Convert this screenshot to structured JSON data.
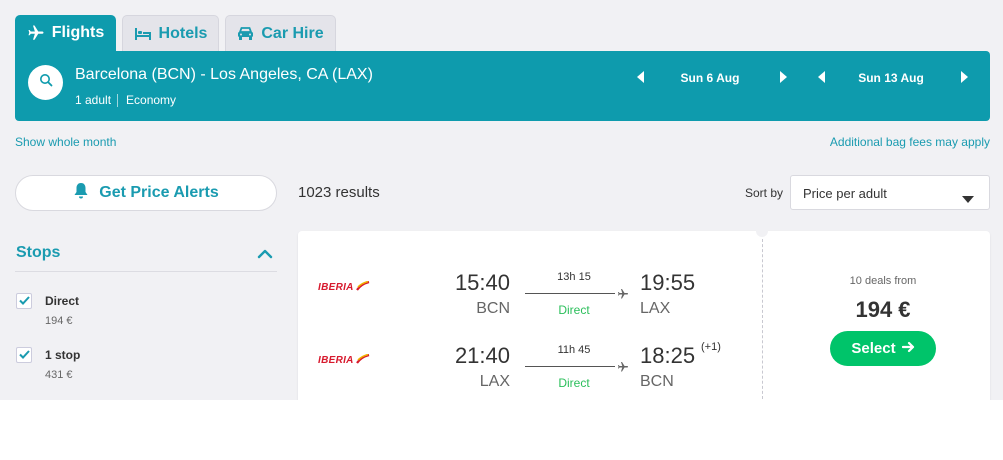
{
  "tabs": [
    {
      "label": "Flights",
      "icon": "plane-icon",
      "active": true
    },
    {
      "label": "Hotels",
      "icon": "bed-icon",
      "active": false
    },
    {
      "label": "Car Hire",
      "icon": "car-icon",
      "active": false
    }
  ],
  "search": {
    "route": "Barcelona (BCN) - Los Angeles, CA (LAX)",
    "passengers": "1 adult",
    "cabin": "Economy",
    "depart_date": "Sun 6 Aug",
    "return_date": "Sun 13 Aug"
  },
  "links": {
    "whole_month": "Show whole month",
    "bag_fees": "Additional bag fees may apply"
  },
  "sidebar": {
    "alerts_label": "Get Price Alerts",
    "stops_title": "Stops",
    "filters": [
      {
        "label": "Direct",
        "price": "194 €",
        "checked": true
      },
      {
        "label": "1 stop",
        "price": "431 €",
        "checked": true
      }
    ]
  },
  "results": {
    "count": "1023 results",
    "sort_label": "Sort by",
    "sort_value": "Price per adult"
  },
  "card": {
    "airline": "IBERIA",
    "legs": [
      {
        "dep_time": "15:40",
        "dep_code": "BCN",
        "duration": "13h 15",
        "stops": "Direct",
        "arr_time": "19:55",
        "arr_code": "LAX",
        "day_offset": ""
      },
      {
        "dep_time": "21:40",
        "dep_code": "LAX",
        "duration": "11h 45",
        "stops": "Direct",
        "arr_time": "18:25",
        "arr_code": "BCN",
        "day_offset": "(+1)"
      }
    ],
    "deals": "10 deals from",
    "price": "194 €",
    "select_label": "Select"
  },
  "colors": {
    "brand": "#0e9bad",
    "link": "#1a9bb0",
    "select": "#00c46a",
    "direct": "#2bbf5b",
    "airline": "#d7192d"
  }
}
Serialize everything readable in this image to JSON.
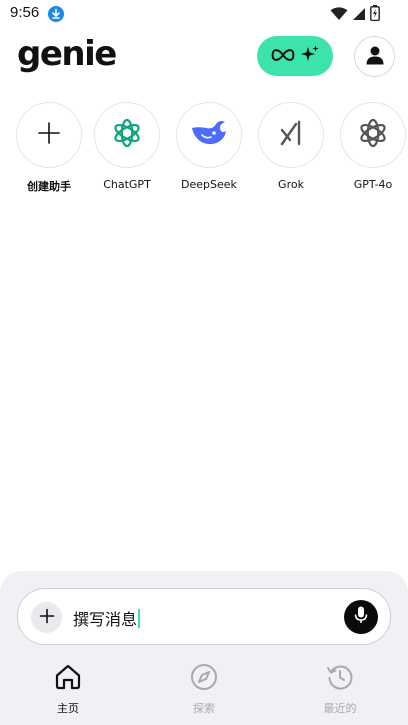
{
  "status_bar": {
    "time": "9:56",
    "icons": [
      "download-icon",
      "wifi-icon",
      "signal-icon",
      "battery-icon"
    ]
  },
  "header": {
    "logo": "genie",
    "premium_icons": [
      "infinity-icon",
      "sparkle-icon"
    ],
    "accent_color": "#3de3ad"
  },
  "assistants": [
    {
      "label": "创建助手",
      "icon": "plus-icon"
    },
    {
      "label": "ChatGPT",
      "icon": "openai-icon",
      "color": "#10a37f"
    },
    {
      "label": "DeepSeek",
      "icon": "deepseek-whale-icon",
      "color": "#4d6bfe"
    },
    {
      "label": "Grok",
      "icon": "grok-icon",
      "color": "#555555"
    },
    {
      "label": "GPT-4o",
      "icon": "openai-icon",
      "color": "#555555"
    }
  ],
  "composer": {
    "value": "撰写消息"
  },
  "nav": [
    {
      "label": "主页",
      "icon": "home-icon",
      "active": true
    },
    {
      "label": "探索",
      "icon": "compass-icon",
      "active": false
    },
    {
      "label": "最近的",
      "icon": "history-icon",
      "active": false
    }
  ]
}
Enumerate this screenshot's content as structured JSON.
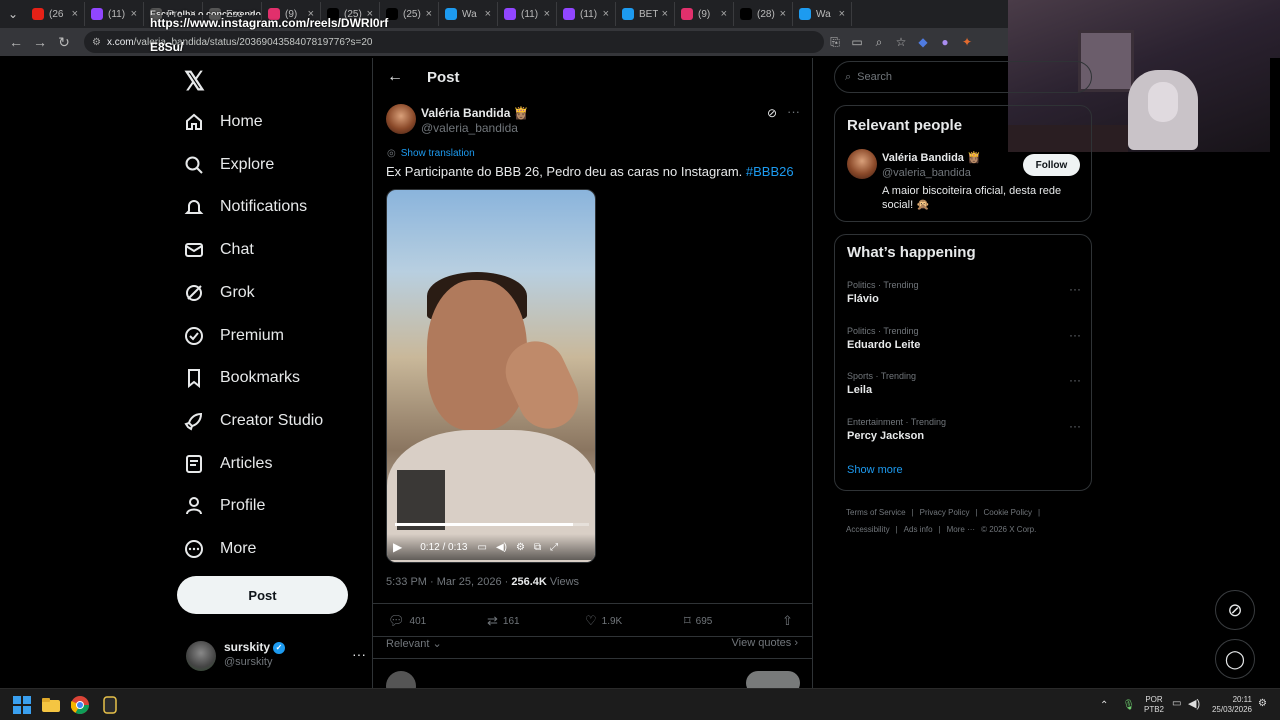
{
  "browser": {
    "tabs": [
      {
        "label": "(26",
        "color": "#e62117"
      },
      {
        "label": "(11)",
        "color": "#9146ff"
      },
      {
        "label": "Pre",
        "color": "#555555"
      },
      {
        "label": "Esc",
        "color": "#555555"
      },
      {
        "label": "(9)",
        "color": "#e1306c"
      },
      {
        "label": "(25)",
        "color": "#000000"
      },
      {
        "label": "(25)",
        "color": "#000000"
      },
      {
        "label": "Wa",
        "color": "#1d9bf0"
      },
      {
        "label": "(11)",
        "color": "#9146ff"
      },
      {
        "label": "(11)",
        "color": "#9146ff"
      },
      {
        "label": "BET",
        "color": "#1d9bf0"
      },
      {
        "label": "(9)",
        "color": "#e1306c"
      },
      {
        "label": "(28)",
        "color": "#000000"
      },
      {
        "label": "Wa",
        "color": "#1d9bf0"
      }
    ],
    "tooltip_line1": "Escut olha o concorrendo",
    "tooltip_line2": "https://www.instagram.com/reels/DWRI0rf",
    "tooltip_line3": "E8Su/",
    "url_host": "x.com",
    "url_path": "/valeria_bandida/status/2036904358407819776?s=20"
  },
  "nav": {
    "logo": "𝕏",
    "items": [
      {
        "label": "Home",
        "icon": "home-icon"
      },
      {
        "label": "Explore",
        "icon": "search-icon"
      },
      {
        "label": "Notifications",
        "icon": "bell-icon"
      },
      {
        "label": "Chat",
        "icon": "mail-icon"
      },
      {
        "label": "Grok",
        "icon": "grok-icon"
      },
      {
        "label": "Premium",
        "icon": "verified-icon"
      },
      {
        "label": "Bookmarks",
        "icon": "bookmark-icon"
      },
      {
        "label": "Creator Studio",
        "icon": "rocket-icon"
      },
      {
        "label": "Articles",
        "icon": "article-icon"
      },
      {
        "label": "Profile",
        "icon": "person-icon"
      },
      {
        "label": "More",
        "icon": "more-circle-icon"
      }
    ],
    "post_button": "Post",
    "account_name": "surskity",
    "account_handle": "@surskity"
  },
  "main": {
    "title": "Post",
    "author_name": "Valéria Bandida 👸🏽",
    "author_handle": "@valeria_bandida",
    "show_translation": "Show translation",
    "text": "Ex Participante do BBB 26, Pedro deu as caras no Instagram. ",
    "hashtag": "#BBB26",
    "video": {
      "current_time": "0:12",
      "duration": "0:13",
      "time_display": "0:12 / 0:13",
      "progress_pct": 92
    },
    "meta_time": "5:33 PM · Mar 25, 2026 · ",
    "views_count": "256.4K",
    "views_label": " Views",
    "actions": {
      "replies": "401",
      "reposts": "161",
      "likes": "1.9K",
      "bookmarks": "695"
    },
    "sort_label": "Relevant",
    "view_quotes": "View quotes"
  },
  "right": {
    "search_placeholder": "Search",
    "relevant_title": "Relevant people",
    "person_name": "Valéria Bandida 👸🏽",
    "person_handle": "@valeria_bandida",
    "follow_label": "Follow",
    "person_bio": "A maior biscoiteira oficial, desta rede social! 🙊",
    "happening_title": "What’s happening",
    "trends": [
      {
        "category": "Politics · Trending",
        "name": "Flávio"
      },
      {
        "category": "Politics · Trending",
        "name": "Eduardo Leite"
      },
      {
        "category": "Sports · Trending",
        "name": "Leila"
      },
      {
        "category": "Entertainment · Trending",
        "name": "Percy Jackson"
      }
    ],
    "show_more": "Show more",
    "footer_links": [
      "Terms of Service",
      "|",
      "Privacy Policy",
      "|",
      "Cookie Policy",
      "|"
    ],
    "footer_links2": [
      "Accessibility",
      "|",
      "Ads info",
      "|",
      "More ···",
      "© 2026 X Corp."
    ]
  },
  "taskbar": {
    "lang_line1": "POR",
    "lang_line2": "PTB2",
    "time": "20:11",
    "date": "25/03/2026"
  }
}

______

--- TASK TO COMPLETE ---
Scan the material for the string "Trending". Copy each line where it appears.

--- RESPONSE TO THE EXERCISE ---
        "category": "Politics · Trending",
        "category": "Politics · Trending",
        "category": "Sports · Trending",
        "category": "Entertainment · Trending",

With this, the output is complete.